Bryan Stephens–the Executive Director of Atlanta Detox Center and Atlanta Center for Mental Health–grew up in Marietta, Georgia, and hasn’t found a reason to go too far. “I’m an Atlanta Metropolitan native, and I have made a career of service in my community,” he said. “I really love Cobb County and my community and where I grew up, so I wanted to stay where my roots were.” With a brief excursion to Florida to earn a BS in Psychology from Florida Tech in Melbourne, Stephens returned home to earn a Masters in Psychology from Georgia School of Professional Psychology. After undergrad, Stephens didn’t have much time to sit around. “My dad told me I had six weeks to get a job and move out of the house,” he said. “The plan was to get my masters and work as a therapist until I got my license and then go to the private sector.
Around the time I got licensed I began doing management positions.” Stephens began working as a house parent at the Cobb County Community Services Board before moving on to case management and work as a therapist. It was from there he took on more management positions. “As I got to do more management, I went back to get my Executive MBA from Kennesaw State University,” he said. “Eventually I became the CEO of the organization.” In his years of experience at many managerial levels, Stephens has worked with the whole spectrum of behavioral health: developmental disabilities, mental health disorders and substance use disorders. He recognizes that many of these disorders co-occur, but said he has only recently seen the stigma surrounding mental health begin to subside.

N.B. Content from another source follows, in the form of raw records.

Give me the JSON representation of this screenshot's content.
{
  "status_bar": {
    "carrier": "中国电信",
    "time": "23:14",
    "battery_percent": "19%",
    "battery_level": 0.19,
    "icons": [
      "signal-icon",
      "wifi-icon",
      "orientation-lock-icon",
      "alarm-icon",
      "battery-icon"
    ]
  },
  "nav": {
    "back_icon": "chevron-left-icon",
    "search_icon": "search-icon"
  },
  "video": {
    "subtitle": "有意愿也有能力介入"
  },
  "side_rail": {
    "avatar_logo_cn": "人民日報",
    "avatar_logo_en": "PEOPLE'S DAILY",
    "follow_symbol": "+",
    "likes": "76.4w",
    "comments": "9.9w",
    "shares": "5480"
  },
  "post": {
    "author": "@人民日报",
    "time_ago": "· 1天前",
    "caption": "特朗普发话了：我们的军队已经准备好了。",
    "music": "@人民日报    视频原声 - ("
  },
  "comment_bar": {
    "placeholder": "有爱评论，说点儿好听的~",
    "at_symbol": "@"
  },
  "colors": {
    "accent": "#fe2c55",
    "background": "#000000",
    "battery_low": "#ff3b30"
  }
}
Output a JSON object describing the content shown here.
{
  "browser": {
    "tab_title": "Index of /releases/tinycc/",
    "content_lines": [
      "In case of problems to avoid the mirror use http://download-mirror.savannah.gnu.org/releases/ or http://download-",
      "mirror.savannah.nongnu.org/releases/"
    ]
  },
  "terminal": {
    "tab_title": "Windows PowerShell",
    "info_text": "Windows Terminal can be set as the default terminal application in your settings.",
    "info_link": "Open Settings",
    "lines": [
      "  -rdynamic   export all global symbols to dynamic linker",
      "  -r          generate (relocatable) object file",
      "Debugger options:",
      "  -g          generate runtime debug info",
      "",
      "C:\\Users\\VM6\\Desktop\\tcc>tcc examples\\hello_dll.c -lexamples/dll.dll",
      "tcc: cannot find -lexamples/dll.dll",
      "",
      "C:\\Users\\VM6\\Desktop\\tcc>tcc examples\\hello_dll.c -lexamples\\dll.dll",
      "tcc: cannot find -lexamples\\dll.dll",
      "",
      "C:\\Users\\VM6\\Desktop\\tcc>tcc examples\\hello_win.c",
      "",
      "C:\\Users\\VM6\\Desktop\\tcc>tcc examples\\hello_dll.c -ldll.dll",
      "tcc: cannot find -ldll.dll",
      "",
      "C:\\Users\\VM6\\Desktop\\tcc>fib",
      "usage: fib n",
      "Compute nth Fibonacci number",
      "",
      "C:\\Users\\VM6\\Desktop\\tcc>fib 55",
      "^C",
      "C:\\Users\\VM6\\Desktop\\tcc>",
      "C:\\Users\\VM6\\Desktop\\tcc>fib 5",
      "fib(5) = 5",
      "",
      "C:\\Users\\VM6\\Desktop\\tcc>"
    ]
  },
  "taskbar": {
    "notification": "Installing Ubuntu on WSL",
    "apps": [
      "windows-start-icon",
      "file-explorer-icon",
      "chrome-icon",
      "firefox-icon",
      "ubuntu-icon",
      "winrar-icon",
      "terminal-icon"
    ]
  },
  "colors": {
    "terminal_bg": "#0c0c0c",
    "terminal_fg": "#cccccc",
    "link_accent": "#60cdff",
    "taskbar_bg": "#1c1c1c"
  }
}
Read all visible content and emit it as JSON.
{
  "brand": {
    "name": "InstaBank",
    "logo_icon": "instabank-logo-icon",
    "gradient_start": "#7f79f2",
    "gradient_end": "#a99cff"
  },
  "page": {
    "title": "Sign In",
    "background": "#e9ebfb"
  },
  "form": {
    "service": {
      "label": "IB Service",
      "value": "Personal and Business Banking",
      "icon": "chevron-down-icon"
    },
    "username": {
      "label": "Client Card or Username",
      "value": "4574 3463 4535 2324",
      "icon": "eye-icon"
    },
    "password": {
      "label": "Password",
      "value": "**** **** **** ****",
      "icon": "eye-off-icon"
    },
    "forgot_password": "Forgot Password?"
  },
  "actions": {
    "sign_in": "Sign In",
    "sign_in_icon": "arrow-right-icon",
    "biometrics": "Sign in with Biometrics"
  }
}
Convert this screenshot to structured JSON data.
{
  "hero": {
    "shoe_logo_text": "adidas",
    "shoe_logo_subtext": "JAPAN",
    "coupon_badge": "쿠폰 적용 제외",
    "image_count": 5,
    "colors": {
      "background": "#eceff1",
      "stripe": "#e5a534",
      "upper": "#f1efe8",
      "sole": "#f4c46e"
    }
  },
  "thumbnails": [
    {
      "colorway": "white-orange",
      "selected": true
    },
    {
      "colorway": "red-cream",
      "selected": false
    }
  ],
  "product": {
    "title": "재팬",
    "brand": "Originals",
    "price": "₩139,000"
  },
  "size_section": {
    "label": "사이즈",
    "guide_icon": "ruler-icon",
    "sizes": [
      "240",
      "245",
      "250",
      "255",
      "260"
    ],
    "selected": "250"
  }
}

Stephens believes that having the services provided by ACMH and ADC–including medication stabilization, GeneSight testing and naltrexone and vivitrol–all in one location is unique. This, he says, is sorely needed in the world of behavioral health medicine. “From the mental health side, there are not a lot of residential mental health treatment programs out there. For those folks it’s outpatient or you’re in a hospital,” he said. “But here, they can have a face-to-face visit with a provider daily.” Although he initially started training to be an engineer, Stephens believes he got the bug to become a therapist after he received treatment for a learning disability when he was a child. The career path has been rewarding, and he knows it works. “A lot of therapists have received therapy themselves,” he said. “So, I think that connected with my natural sense of nurture.”